> [AIM OF THE EXERCISE]:
Which of the lines below include "forma"? Each one should be copied out.

> [ENTRIES SUPPLIED]:
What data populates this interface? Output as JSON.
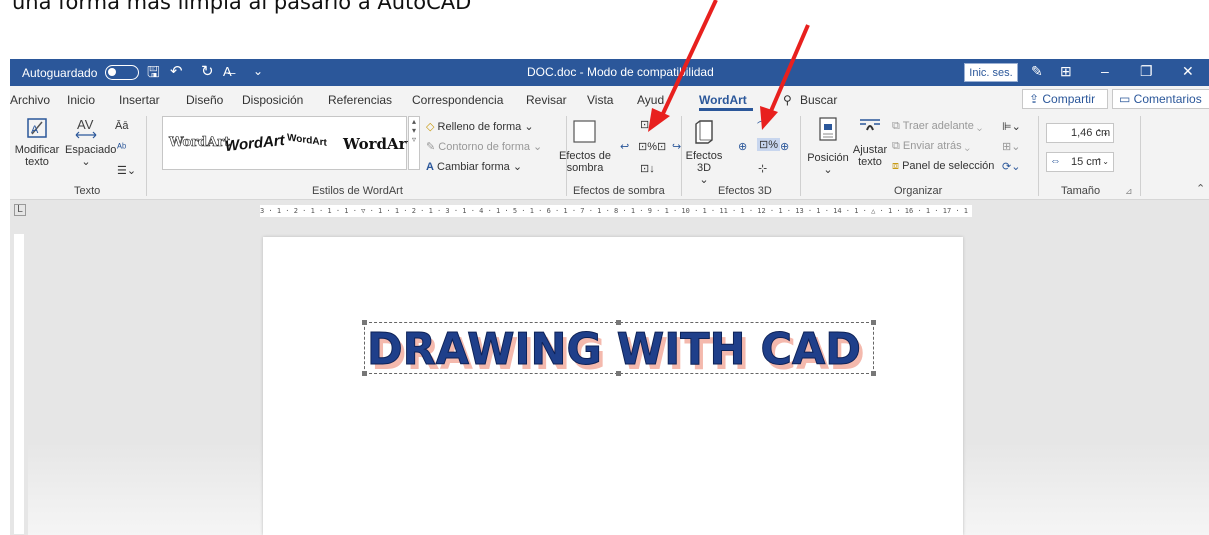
{
  "caption": "una forma más limpia al pasarlo a AutoCAD",
  "titlebar": {
    "autosave_label": "Autoguardado",
    "document_title": "DOC.doc  -  Modo de compatibilidad",
    "signin_label": "Inic. ses."
  },
  "tabs": [
    "Archivo",
    "Inicio",
    "Insertar",
    "Diseño",
    "Disposición",
    "Referencias",
    "Correspondencia",
    "Revisar",
    "Vista",
    "Ayud",
    "WordArt",
    "Buscar"
  ],
  "active_tab": "WordArt",
  "share_label": "Compartir",
  "comments_label": "Comentarios",
  "ribbon": {
    "texto": {
      "modificar_label": "Modificar texto",
      "espaciado_label": "Espaciado",
      "group_label": "Texto"
    },
    "estilos": {
      "gallery_items": [
        "WordArt",
        "WordArt",
        "WordArt",
        "WordArt"
      ],
      "relleno": "Relleno de forma",
      "contorno": "Contorno de forma",
      "cambiar": "Cambiar forma",
      "group_label": "Estilos de WordArt"
    },
    "sombra": {
      "efectos_label": "Efectos de sombra",
      "group_label": "Efectos de sombra"
    },
    "efectos3d": {
      "efectos_label": "Efectos 3D",
      "group_label": "Efectos 3D"
    },
    "organizar": {
      "posicion": "Posición",
      "ajustar": "Ajustar texto",
      "traer": "Traer adelante",
      "enviar": "Enviar atrás",
      "panel": "Panel de selección",
      "group_label": "Organizar"
    },
    "tamano": {
      "height": "1,46 cm",
      "width": "15 cm",
      "group_label": "Tamaño"
    }
  },
  "ruler_text": "3 · 1 · 2 · 1 · 1 · 1 · ▽ · 1 · 1 · 2 · 1 · 3 · 1 · 4 · 1 · 5 · 1 · 6 · 1 · 7 · 1 · 8 · 1 · 9 · 1 · 10 · 1 · 11 · 1 · 12 · 1 · 13 · 1 · 14 · 1 · △ · 1 · 16 · 1 · 17 · 1 ·",
  "wordart_text": "DRAWING WITH CAD",
  "colors": {
    "accent": "#2b579a",
    "wordart_fill": "#1f3f8a",
    "wordart_shadow": "#f4b9ad",
    "arrow": "#e8201e"
  }
}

> [OUTPUT BELOW]:
  "caption": "una forma más limpia al pasarlo a AutoCAD",
      "relleno": "Relleno de forma",
      "contorno": "Contorno de forma",
      "cambiar": "Cambiar forma",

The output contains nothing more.